another generation

My grandson and his wife are coming to dinner to give me some advice.  I am so blessed. They are both writers, but not like me.  If I were starting out today to hang my shingle as a "writer", I'm sure I wouldn't make it. I'd be selling craft jewellery and kitschy stuff at a gift shoppe. Even in my time, it was accepted wisdom not to attempt to make one's living as a writer. "Don't quit yer day job,"i was told. (I didn't have a day job.)  I began to realize I was setting a precedent when journalism students started calling me for my story and the Canadian Authors' Association asked me to speak, as the Canadian widow  tells all, and following that, McMillan Publishing offered me a contract to write a book on How to .Succeed as a Writer in Canada, when I hadn't even sent them a pitch. 

There are more outlets for one's writing today.  Free platforms abound, but the markets are tougher.
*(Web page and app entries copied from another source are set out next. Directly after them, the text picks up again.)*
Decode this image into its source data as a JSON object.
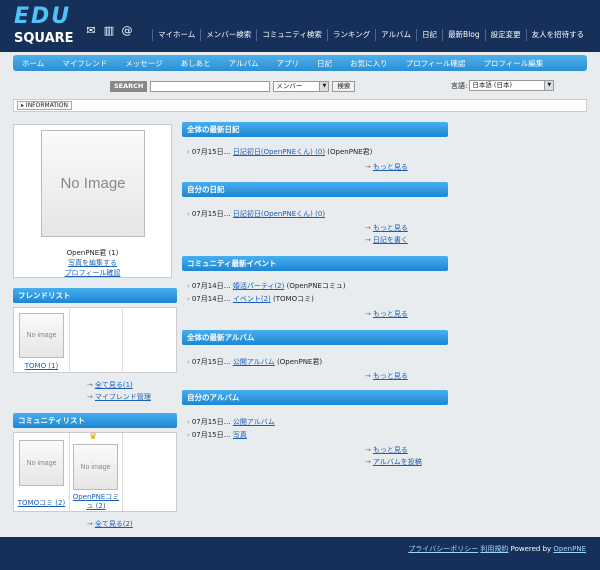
{
  "logo": {
    "line1": "EDU",
    "line2": "SQUARE"
  },
  "header_icons": [
    "mail-icon",
    "building-icon",
    "at-icon"
  ],
  "top_nav": [
    "マイホーム",
    "メンバー検索",
    "コミュニティ検索",
    "ランキング",
    "アルバム",
    "日記",
    "最新Blog",
    "設定変更",
    "友人を招待する"
  ],
  "sub_nav": [
    "ホーム",
    "マイフレンド",
    "メッセージ",
    "あしあと",
    "アルバム",
    "アプリ",
    "日記",
    "お気に入り",
    "プロフィール確認",
    "プロフィール編集"
  ],
  "search": {
    "label": "SEARCH",
    "value": "",
    "scope": "メンバー",
    "button": "検索"
  },
  "language": {
    "label": "言語:",
    "value": "日本語 (日本)"
  },
  "info": {
    "tag": "INFORMATION"
  },
  "profile": {
    "image_text": "No Image",
    "name": "OpenPNE君 (1)",
    "edit_photo": "写真を編集する",
    "view_profile": "プロフィール確認"
  },
  "friends": {
    "title": "フレンドリスト",
    "items": [
      {
        "image_text": "No image",
        "name": "TOMO (1)"
      }
    ],
    "see_all": "全て見る(1)",
    "manage": "マイフレンド管理"
  },
  "communities": {
    "title": "コミュニティリスト",
    "items": [
      {
        "image_text": "No image",
        "name": "TOMOコミ (2)"
      },
      {
        "image_text": "No image",
        "name": "OpenPNEコミュ (2)"
      }
    ],
    "see_all": "全て見る(2)"
  },
  "sections": [
    {
      "title": "全体の最新日記",
      "entries": [
        {
          "date": "07月15日…",
          "link": "日記初日(OpenPNEくん) (0)",
          "suffix": "(OpenPNE君)"
        }
      ],
      "links": [
        "もっと見る"
      ]
    },
    {
      "title": "自分の日記",
      "entries": [
        {
          "date": "07月15日…",
          "link": "日記初日(OpenPNEくん) (0)",
          "suffix": ""
        }
      ],
      "links": [
        "もっと見る",
        "日記を書く"
      ]
    },
    {
      "title": "コミュニティ最新イベント",
      "entries": [
        {
          "date": "07月14日…",
          "link": "婚活パーティ(2)",
          "suffix": "(OpenPNEコミュ)"
        },
        {
          "date": "07月14日…",
          "link": "イベント(2)",
          "suffix": "(TOMOコミ)"
        }
      ],
      "links": [
        "もっと見る"
      ]
    },
    {
      "title": "全体の最新アルバム",
      "entries": [
        {
          "date": "07月15日…",
          "link": "公開アルバム",
          "suffix": "(OpenPNE君)"
        }
      ],
      "links": [
        "もっと見る"
      ]
    },
    {
      "title": "自分のアルバム",
      "entries": [
        {
          "date": "07月15日…",
          "link": "公開アルバム",
          "suffix": ""
        },
        {
          "date": "07月15日…",
          "link": "写真",
          "suffix": ""
        }
      ],
      "links": [
        "もっと見る",
        "アルバムを投稿"
      ]
    }
  ],
  "footer": {
    "privacy": "プライバシーポリシー",
    "terms": "利用規約",
    "powered": "Powered by",
    "brand": "OpenPNE"
  },
  "colors": {
    "header_bg": "#17305a",
    "accent_blue": "#2a8fd6",
    "link": "#1a5fb4"
  }
}
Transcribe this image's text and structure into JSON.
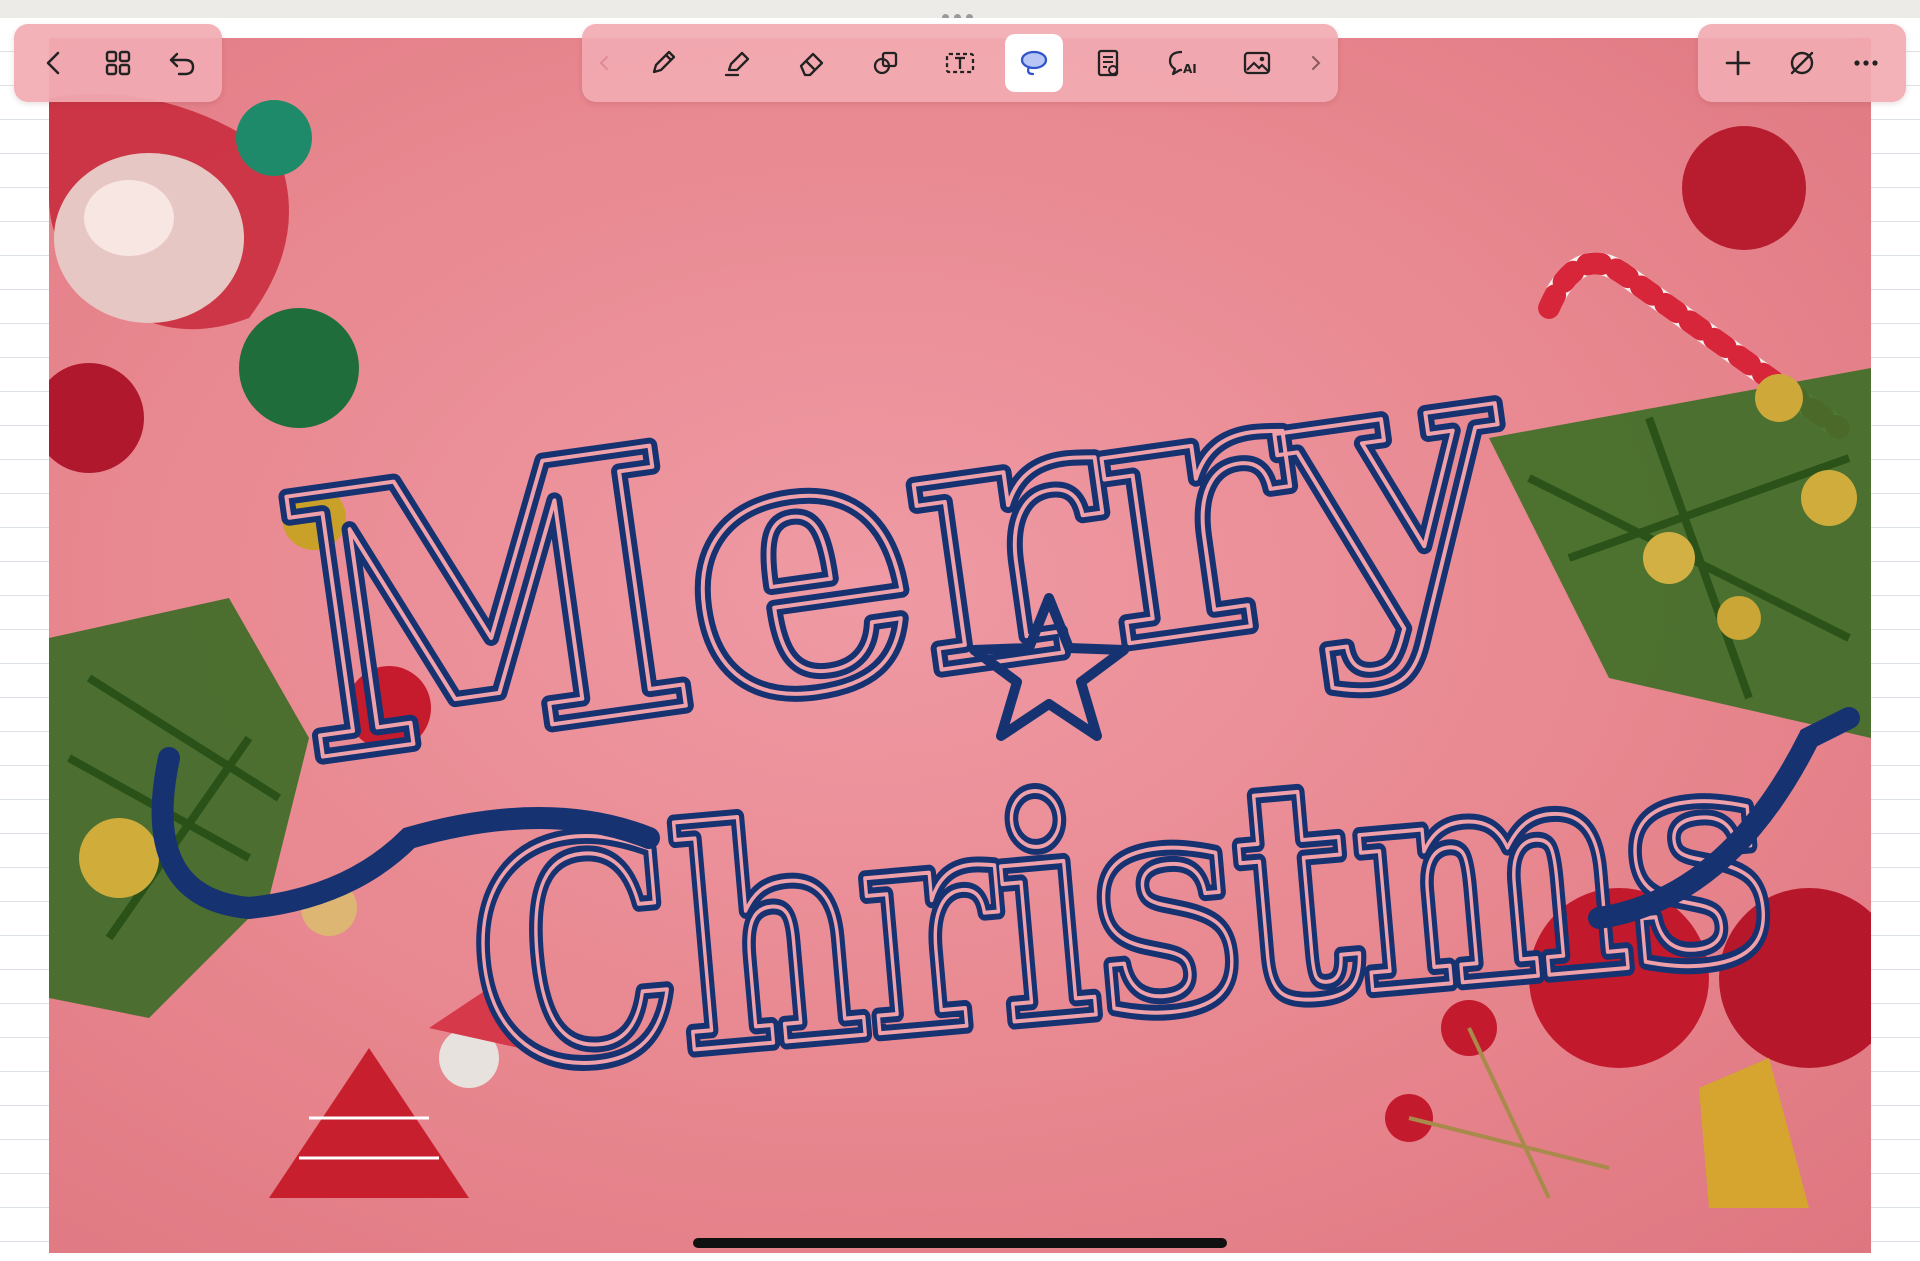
{
  "app": {
    "name": "Notes canvas"
  },
  "toolbar_left": {
    "items": [
      {
        "icon": "chevron-left-icon",
        "name": "back-button"
      },
      {
        "icon": "grid-icon",
        "name": "pages-overview-button"
      },
      {
        "icon": "undo-icon",
        "name": "undo-button"
      }
    ]
  },
  "toolbar_center": {
    "items": [
      {
        "icon": "chevron-left-icon",
        "name": "tools-scroll-left-button"
      },
      {
        "icon": "pencil-icon",
        "name": "pen-tool-button"
      },
      {
        "icon": "highlighter-icon",
        "name": "highlighter-tool-button"
      },
      {
        "icon": "eraser-icon",
        "name": "eraser-tool-button"
      },
      {
        "icon": "shapes-icon",
        "name": "shape-tool-button"
      },
      {
        "icon": "text-box-icon",
        "name": "text-tool-button"
      },
      {
        "icon": "lasso-icon",
        "name": "lasso-tool-button",
        "active": true
      },
      {
        "icon": "document-icon",
        "name": "sticker-tool-button"
      },
      {
        "icon": "ai-chat-icon",
        "name": "ai-assistant-button",
        "label": "AI"
      },
      {
        "icon": "image-icon",
        "name": "image-tool-button"
      },
      {
        "icon": "chevron-right-icon",
        "name": "tools-scroll-right-button"
      }
    ]
  },
  "toolbar_right": {
    "items": [
      {
        "icon": "plus-icon",
        "name": "add-page-button"
      },
      {
        "icon": "no-entry-icon",
        "name": "hide-toolbar-button"
      },
      {
        "icon": "more-icon",
        "name": "more-options-button"
      }
    ]
  },
  "canvas": {
    "handwritten_text": [
      "Merry",
      "Christms"
    ],
    "ink_color": "#163270",
    "background_color": "#e8878f",
    "accent_colors": {
      "toolbar": "#f2aab2",
      "active_tool": "#ffffff",
      "lasso": "#5b7fe0"
    }
  }
}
I have lived so long that I have outlived, not only my doctors, but more importantly, my agents and my contacts in both the publishing and theatre fields. So, as I am finishing my new book, I'm looking around for a market, especially in e-books and self-published books.  Enter my talented grandson and grand-daughter-in-law. I have to find out how to establish an online presence so I can sell myself, and my book.  I've been writing my blog for about a year now and I have about three devoted readers.  I need more than that, no offence intended. 

Not that I want to go viral. That looks awful. I'm certainly not trying to compete with a Grumpy Cat or a homeless man playing the piano. (That's the extent of my knowledge of going viral.)  I just want to enlarge my audience and sell a few books. I'm hoping the next generation will tell me how to do it. 

I'm planning a nice dinner.